  • Tea - add 2tsp per cup boiled water, allow to steep 5-10minutes and drink up to 3 cups per day. (Do not exceed 6-12g herbal tea daily).

  • Tincture - 1 dropperful (1:2) in a little water or tea at onset of period, every hour, for a maximum of 5 dropperfuls per day.

Please note Yarrow is contra-indicated in Pregnancy (it contains thujone) and cautioned in Breastfeeding (it contains thujone and can be very drying), please seek herbalist support.

2. Ladies Mantle - Alchemilla vulgaris

Ah, Ladies Mantle the little alchemist, who brings tone to your womb and reproductive organs.

Ladies Mantle is in the Rosaceae (relative of Rose and Hawthorn) and is an astringent, anti-haemorrhgaic and hemostatic containing glycosides, saponins and tannins.

This combination of constituents gives Ladies Mantle her unique ability to bring tone to the womb, and slow heavy bleeding - once upon a time, Ladies Mantle was also known for her ability to heal wounds.

I find Ladies Mantle especially useful in scenarios where heavy bleeding is associated with a lack of pelvic tone, like when cycles have been heavy or 'never well since' child-birth, miscarriage or abortion.

How to use:

Ladies Mantle leaves are used medicinally and harvested before flowering, while tender and green.

  • Tea: 2 tsp per cup boiled water, steep 10-15minutes and drink up to 3cups per day. Tea is quite pleasant and blends well with more flavourful herbs like mint or rose.

  • Tincture: (1:2) 1dropperful or 20drops in a little water or tea up to four times day.

Not recommended: Though not usually contra-indicated in pregnancy, I stray away from using reproductively-acting herbs during pregnancy unless there is a good reason and you're working with a herbalist who can support your process. So I would caution the use of Ladies Mantle in pregnancy.

3. Cinnamon - Cinnamomum Zeylandicum

Spicy, warming Cinnamon! It may seem like a strange period-ally but Cinnamon is a powerful herb, relatively common kitchen friend and tasty friend making it a great choice to add to blends and tea.

Cinnamon belongs to the Lauraceae and is a warming astringent, a carminative and an anti-microbial containing many constituents including volatile oils, tannins, sesquiterpenes, pro-anthocyanidins, mucilage, starch, and sugars.

I've used Cinnamon to help support diarrhoea, where it's astringent action helps to brings tone back to the bowel.

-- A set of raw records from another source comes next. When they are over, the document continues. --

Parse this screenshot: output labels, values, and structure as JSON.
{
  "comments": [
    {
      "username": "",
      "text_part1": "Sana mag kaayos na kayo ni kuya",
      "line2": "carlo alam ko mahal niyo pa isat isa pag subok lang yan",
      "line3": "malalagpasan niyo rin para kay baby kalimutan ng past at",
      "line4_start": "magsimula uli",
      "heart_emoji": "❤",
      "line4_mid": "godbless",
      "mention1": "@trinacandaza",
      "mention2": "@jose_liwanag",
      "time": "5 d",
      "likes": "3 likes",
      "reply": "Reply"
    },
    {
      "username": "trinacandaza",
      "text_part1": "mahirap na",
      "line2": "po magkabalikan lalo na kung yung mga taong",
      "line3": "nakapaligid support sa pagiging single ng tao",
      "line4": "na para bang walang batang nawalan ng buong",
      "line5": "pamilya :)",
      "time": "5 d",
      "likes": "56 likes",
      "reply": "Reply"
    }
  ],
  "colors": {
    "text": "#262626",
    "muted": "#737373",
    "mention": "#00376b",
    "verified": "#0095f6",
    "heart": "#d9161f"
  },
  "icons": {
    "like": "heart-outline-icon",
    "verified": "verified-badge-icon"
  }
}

It's this same warming-astringency action that helps to slow the flow of blood during your period.

Since Cinnamon is more of a general astringent and has such a wonderful affinity for digestion, I don't tend to use it by itself for heavy periods.

When combined with a uterine-tonic like Ladies Mantle it then has direction in the body and knows where to go.